It also determined that mothers do not need to breastfeed exclusively for their baby to receive the benefit, potentially good news for mothers who cannot or choose not to solely breastfeed.
“These results are very powerful”
Previous studies have suggested that breastfeeding was associated with a decreased risk of SIDS, but this study is the first to establish the period of time necessary to provide protection, said researchers.
They found that, after adjusting for variables, breastfeeding for at least two months was associated with a significant decreased risk. Breastfeeding for less than two months did not offer such a benefit.
The researchers analysed eight major international studies that examined 2,259 cases of SIDS and 6,894 control infants where death did not occur.
The large collective sample demonstrated the consistency of findings, despite differing cultural behaviours across different countries, noted the study authors in the journal Pediatrics.
They stated: “Breastfeeding duration of at least two months was associated with half the risk of SIDS. Breastfeeding does not need to be exclusive to confer this protection.”
Breastfeeding for at least two months ‘can halve SIDS risk’
Study author Kawai Tanabe, from the University of Virginia School of Medicine, said: “These results are very powerful. Breastfeeding is beneficial for so many reasons, and this is really an important one.”

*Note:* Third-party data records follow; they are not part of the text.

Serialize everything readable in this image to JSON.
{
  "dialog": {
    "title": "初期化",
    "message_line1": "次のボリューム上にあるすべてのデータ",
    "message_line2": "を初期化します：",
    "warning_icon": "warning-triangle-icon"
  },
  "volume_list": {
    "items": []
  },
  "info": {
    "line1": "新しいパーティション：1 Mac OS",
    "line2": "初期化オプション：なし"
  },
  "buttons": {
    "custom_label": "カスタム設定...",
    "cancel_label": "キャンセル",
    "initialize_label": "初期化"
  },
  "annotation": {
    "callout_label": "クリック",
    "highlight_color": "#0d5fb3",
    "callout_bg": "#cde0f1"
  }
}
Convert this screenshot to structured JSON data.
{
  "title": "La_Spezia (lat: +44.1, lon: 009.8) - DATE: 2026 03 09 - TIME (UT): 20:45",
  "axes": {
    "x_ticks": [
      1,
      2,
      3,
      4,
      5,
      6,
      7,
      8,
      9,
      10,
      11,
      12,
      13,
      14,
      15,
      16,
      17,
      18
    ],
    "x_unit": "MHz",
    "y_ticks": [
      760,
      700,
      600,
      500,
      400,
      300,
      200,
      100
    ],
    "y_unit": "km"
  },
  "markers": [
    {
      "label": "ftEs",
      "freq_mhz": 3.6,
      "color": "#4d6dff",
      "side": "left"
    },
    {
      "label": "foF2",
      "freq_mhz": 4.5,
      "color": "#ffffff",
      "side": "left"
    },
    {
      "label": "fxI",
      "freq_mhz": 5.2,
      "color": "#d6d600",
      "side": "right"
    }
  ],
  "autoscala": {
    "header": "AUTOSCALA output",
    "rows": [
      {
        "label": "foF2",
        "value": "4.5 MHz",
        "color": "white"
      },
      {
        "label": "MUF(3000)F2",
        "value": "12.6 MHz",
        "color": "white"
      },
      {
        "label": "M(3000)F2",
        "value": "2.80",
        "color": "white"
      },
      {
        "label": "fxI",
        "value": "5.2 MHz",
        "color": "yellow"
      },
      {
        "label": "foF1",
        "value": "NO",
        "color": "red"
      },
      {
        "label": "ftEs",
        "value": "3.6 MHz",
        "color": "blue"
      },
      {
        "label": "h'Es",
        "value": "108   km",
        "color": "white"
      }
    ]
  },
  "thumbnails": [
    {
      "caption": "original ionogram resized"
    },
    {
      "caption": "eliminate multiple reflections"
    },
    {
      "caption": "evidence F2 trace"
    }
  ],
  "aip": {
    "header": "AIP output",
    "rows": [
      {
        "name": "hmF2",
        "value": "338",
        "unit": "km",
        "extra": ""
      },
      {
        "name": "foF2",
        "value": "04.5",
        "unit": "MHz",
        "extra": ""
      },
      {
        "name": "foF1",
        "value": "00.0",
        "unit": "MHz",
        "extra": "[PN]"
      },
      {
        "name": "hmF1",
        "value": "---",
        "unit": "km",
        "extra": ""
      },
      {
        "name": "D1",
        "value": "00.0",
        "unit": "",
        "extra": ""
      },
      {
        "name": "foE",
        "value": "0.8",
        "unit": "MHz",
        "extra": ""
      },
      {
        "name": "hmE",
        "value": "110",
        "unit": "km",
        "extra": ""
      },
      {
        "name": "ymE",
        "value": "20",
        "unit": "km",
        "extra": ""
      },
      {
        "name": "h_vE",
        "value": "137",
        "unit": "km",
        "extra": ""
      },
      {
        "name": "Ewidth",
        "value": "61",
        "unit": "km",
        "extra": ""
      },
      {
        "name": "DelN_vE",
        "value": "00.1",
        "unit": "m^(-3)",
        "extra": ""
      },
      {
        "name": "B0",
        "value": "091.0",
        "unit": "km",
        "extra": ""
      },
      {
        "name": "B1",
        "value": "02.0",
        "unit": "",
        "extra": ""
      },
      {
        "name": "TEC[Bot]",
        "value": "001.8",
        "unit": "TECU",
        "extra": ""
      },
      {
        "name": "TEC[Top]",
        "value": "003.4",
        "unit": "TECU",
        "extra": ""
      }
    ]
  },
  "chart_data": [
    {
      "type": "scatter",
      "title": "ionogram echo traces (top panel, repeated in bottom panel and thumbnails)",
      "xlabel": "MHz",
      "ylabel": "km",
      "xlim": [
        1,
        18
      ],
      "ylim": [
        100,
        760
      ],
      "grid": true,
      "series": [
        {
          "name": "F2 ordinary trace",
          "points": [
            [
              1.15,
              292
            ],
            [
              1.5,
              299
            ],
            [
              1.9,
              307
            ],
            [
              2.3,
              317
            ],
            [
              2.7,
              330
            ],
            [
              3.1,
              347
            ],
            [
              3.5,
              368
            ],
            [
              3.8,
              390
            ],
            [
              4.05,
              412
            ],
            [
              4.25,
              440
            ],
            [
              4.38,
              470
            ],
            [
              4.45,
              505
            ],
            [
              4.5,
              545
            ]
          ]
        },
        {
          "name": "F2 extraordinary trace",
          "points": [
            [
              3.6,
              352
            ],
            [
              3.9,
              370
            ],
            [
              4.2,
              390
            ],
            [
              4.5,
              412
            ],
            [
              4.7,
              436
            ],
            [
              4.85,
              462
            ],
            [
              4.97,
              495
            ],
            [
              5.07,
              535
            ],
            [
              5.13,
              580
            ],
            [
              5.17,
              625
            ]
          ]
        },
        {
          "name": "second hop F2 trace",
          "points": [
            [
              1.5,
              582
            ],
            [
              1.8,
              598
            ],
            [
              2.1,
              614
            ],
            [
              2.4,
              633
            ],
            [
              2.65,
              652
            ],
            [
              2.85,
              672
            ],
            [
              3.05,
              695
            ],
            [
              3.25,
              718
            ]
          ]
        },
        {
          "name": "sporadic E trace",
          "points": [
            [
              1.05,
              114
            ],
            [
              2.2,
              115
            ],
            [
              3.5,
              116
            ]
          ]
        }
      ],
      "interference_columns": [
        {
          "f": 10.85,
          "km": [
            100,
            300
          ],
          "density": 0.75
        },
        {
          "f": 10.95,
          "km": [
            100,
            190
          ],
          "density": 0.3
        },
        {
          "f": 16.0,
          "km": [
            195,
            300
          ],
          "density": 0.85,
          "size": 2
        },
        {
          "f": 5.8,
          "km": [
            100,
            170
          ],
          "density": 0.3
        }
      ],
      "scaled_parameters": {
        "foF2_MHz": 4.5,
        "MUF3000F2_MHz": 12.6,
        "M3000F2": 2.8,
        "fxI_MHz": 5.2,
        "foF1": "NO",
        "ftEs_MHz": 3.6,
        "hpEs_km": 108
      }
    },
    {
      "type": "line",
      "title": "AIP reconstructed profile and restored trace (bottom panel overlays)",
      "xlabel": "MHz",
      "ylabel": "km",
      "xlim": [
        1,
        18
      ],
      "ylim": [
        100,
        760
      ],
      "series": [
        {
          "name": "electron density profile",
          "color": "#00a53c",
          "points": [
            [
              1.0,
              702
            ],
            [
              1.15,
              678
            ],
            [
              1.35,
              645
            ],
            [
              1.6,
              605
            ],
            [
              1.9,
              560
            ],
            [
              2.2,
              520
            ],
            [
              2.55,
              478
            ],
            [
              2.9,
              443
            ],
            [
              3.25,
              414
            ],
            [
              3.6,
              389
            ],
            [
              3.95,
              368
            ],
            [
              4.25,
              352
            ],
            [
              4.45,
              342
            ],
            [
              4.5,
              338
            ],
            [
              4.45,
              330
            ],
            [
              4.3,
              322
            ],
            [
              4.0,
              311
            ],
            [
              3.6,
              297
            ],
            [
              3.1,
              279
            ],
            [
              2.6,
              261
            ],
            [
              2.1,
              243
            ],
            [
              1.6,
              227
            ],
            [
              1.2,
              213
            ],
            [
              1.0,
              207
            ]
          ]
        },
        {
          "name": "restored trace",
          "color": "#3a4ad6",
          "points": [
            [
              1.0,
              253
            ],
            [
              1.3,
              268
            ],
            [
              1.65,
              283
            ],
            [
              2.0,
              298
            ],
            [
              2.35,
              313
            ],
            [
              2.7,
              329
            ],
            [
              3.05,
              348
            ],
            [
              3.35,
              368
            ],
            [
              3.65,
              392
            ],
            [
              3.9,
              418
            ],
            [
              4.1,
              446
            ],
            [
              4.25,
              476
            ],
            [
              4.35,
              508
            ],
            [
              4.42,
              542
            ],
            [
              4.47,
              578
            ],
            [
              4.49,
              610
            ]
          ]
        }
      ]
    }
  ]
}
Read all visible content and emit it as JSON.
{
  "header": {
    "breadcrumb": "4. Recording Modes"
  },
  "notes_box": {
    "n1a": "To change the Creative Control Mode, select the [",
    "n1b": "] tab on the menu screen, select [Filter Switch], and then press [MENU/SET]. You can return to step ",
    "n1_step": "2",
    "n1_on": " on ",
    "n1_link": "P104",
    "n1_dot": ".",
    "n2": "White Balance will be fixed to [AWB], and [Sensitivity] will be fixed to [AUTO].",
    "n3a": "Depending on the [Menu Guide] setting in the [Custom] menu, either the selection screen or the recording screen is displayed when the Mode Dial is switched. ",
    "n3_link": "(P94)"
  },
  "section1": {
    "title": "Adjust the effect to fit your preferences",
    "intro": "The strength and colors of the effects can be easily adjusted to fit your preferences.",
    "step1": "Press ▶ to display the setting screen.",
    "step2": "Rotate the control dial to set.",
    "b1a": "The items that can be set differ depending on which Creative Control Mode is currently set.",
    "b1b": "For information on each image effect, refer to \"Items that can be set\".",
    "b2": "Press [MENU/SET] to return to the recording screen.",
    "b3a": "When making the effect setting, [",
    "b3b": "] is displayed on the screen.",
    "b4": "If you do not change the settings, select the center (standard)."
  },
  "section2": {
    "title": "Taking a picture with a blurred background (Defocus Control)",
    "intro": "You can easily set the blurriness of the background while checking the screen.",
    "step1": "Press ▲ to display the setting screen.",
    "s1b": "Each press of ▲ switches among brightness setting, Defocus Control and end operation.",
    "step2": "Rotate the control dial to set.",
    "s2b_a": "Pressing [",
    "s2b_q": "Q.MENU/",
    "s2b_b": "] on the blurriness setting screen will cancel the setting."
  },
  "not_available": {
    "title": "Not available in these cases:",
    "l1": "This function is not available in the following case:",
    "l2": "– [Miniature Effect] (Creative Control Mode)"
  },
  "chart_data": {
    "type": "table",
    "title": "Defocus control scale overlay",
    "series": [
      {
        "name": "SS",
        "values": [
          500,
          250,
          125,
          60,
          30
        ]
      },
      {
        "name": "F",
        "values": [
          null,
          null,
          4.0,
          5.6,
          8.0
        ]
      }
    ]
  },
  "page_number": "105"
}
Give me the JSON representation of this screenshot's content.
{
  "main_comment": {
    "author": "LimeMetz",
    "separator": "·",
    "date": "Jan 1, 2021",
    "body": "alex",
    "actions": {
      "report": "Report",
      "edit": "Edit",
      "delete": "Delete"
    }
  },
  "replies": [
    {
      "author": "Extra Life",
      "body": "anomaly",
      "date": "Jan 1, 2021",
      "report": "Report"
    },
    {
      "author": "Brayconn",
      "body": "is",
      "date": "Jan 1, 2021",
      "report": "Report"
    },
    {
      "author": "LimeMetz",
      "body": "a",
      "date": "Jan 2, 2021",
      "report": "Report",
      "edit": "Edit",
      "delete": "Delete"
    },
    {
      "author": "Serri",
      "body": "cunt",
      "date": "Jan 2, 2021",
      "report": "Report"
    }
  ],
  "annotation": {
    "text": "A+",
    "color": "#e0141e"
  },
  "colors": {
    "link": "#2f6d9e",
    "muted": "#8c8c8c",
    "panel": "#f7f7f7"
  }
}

Fellow author Dr Fern Hauck said: “The other important finding from our study is that any amount of breastfeeding reduces the risk of SIDS – in other words, both partial and exclusive breastfeeding appear to provide the same benefit.”
Based on their results, they called for “ongoing concerted efforts” to increase rates of breastfeeding around the world. The World Health Organization has established a goal of having more than half of infants worldwide being breastfed exclusively for at least six months by 2025.
However, it remains unclear why breastfeeding protects against SIDS, though the researchers cited factors such immune benefits and effects on infant sleeping patterns as possible mechanisms.